At a time when it seems impossible to parse the land from the politics, Avadenka’s attention to Rahel’s work will likely do just that. “Much of the poetry of her time was about conquering the land,” she explains. “But Rahel’s poetry wasn’t about conquering. It was about the beauty of the place and what she found there.”
Indeed, though much time has passed since Rahel immersed herself in the beauty of the Israeli landscape, it is still just as striking. “Usually my work is not affected by landscape,” Avadenka shares, “but once I arrived at Cabri, and took in the views of the Galilee, I just began pointing and shooting with my camera and getting all of these great compositions. And so I started looking at the landscape as an unfolding scroll; it was unrolling in front of me.” She explains that the project is motivated in no small part by the idea of mapping Rahel’s life, and making a visual comment on the setting in which Rahel lived.
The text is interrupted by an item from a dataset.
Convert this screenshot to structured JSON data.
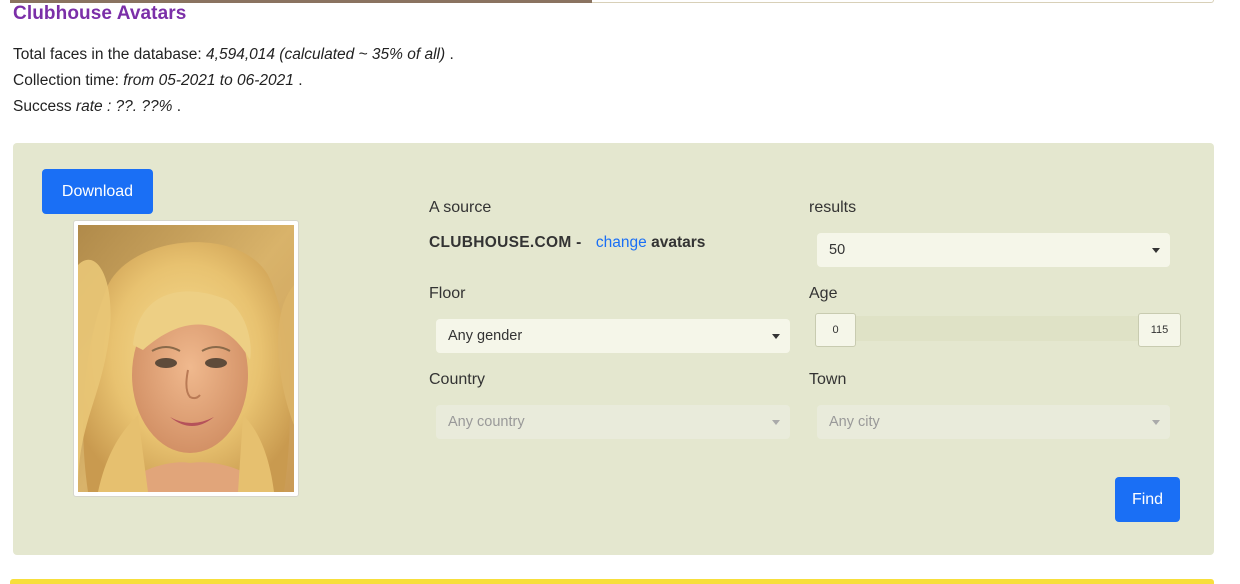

And in addition to mapping Rahel’s life through her art, Avadenka’s project goals include designing an educational guide that will serve as a companion piece to her prints and will include historical information about Rahel, allowing for yet another entry point into Rahel’s art and her ideas. She is planning to create a two-sided accordion book; one side will present Rahel’s poetry while the other will present a timeline of her life. The book will also offer study questions, the kind that prompt thinking about how Rahel made the choices she did, to “be 19 years old, and leave everything you know to move toward something you strongly believe in,” Avadenka explains. “How did Rahel understand the ideas and concepts of homeland, home and land? How did she explore and express notions of identity, independence, femininity, and individuality? These are some of the fundamental questions that will guide this project,” she writes.
Avadenka’s exhibition is slated to be on display at the Yeshiva University Museum in January of 2016. As of right now, she’s planning to install a wall of artifacts that will help put Rahel’s life in context for visitors, along with an installation of the pieces she created while at Cabri. She might also add a bookcase or cabinet of curiosities to the exhibit, a mixed media piece that would allow visitors more opportunity to immerse deeply into the artistic detritus of Rahel’s life.
Avadenka’s art invites one to enter into it, to turn the pages of a book, to get up close to a large-scale installation, to pore over the curiosities in a cabinet. And Rahel’s poetry invites the reader to enter into “it” too, though in Rahel’s case, “it” definitively means the land of Israel, which can at once be both beautiful and painful.
In Zemer Nugeh Rahel writes,
“This earth is much and in it there are many paths
meeting narrowly, separating forever.
A man asks, but his legs too weak
He will not find what he has lost”
Rahel’s poetry reveals her deep love of the soil and sea of Eretz Yisrael but also, her melancholy and longing, her knowledge that nothing lasts and our days are few.
Today, we know these same struggles, wrestle with these same questions, and marvel over the same beauty of the land that Rahel marveled over a century ago. Perhaps though, by asking questions and seeking answers, by turning books into art and immersing ourselves in the landscape of our heritage, and indeed, by accessing the new Jewish texts of artists like Avadenka, we can mitigate some of the struggle and longing. And perhaps in this way, we might find some of what has been lost.
By Adina Kay-Gross for The Covenant Foundation